After all, many of us spent a majority of elementary school history class learning about the contributions of our infamous (and often white) fathers of the United States. While these people cannot be ignored, we as College Board students should be provided with a sufficient understanding of every side of our history. So far in my experience with the current APUSH curriculum, I have learnt more than I have in my past American history classes (and I’ve sat through my fair share of them.) Perhaps I hadn’t paid attention before, but there is much to learn about the controversial revolts of the lower classes and minority groups as well as about the more often-debated blunders of our mostly Anglo-Saxon government officials.

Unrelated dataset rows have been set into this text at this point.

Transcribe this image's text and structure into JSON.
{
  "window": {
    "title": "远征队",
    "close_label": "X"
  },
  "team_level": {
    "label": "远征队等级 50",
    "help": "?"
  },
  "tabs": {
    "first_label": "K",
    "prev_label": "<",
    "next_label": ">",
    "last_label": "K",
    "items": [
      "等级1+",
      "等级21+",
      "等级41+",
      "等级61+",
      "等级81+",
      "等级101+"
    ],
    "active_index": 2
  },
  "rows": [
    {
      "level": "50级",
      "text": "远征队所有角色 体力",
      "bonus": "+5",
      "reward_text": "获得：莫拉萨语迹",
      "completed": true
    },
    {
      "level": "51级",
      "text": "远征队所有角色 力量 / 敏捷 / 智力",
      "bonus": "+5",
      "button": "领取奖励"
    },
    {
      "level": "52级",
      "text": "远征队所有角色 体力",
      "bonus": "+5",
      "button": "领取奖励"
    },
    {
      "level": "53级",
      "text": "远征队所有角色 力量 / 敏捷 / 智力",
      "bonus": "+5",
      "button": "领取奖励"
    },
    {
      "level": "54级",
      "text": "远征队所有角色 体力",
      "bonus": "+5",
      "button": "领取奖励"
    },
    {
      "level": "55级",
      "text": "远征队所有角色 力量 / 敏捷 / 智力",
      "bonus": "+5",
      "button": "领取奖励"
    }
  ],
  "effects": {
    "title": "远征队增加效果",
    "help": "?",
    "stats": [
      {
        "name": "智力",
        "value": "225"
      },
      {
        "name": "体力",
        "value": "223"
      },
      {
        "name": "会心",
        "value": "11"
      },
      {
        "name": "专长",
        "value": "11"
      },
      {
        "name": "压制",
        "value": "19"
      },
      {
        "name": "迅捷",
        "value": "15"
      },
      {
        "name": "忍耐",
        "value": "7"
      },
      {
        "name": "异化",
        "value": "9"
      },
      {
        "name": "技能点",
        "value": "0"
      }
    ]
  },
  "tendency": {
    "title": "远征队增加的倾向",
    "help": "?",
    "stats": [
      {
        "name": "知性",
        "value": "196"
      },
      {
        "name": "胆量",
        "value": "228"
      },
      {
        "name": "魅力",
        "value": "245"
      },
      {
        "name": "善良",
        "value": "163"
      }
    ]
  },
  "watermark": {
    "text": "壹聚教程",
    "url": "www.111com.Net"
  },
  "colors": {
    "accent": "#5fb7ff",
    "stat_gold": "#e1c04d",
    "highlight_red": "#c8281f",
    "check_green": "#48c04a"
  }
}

Of course, the curriculum should not present the “dark” or “controversial” information about our country in a way that would direct public sentiment against the government. I understand that there are some who think that a lack of any sort of patriotism will have young people joining terrorist associations. This may be a bit extreme, but I do believe that too much emphasis on the wrongdoings of our government will breed a lot of cynicism from our citizens that could potentially mean danger.

For this reason, many people, and not just conservatives, have the priority of national security on their minds when they object to the obliteration of patriotism. So it should be considered that most do not fight against a revised curriculum for the sake of political brainwashing. In the end, no matter if the course is amended to include more or less patriotism, we can take the resulting dissonance as a good indication that our future electorate is already standing up for its moral values.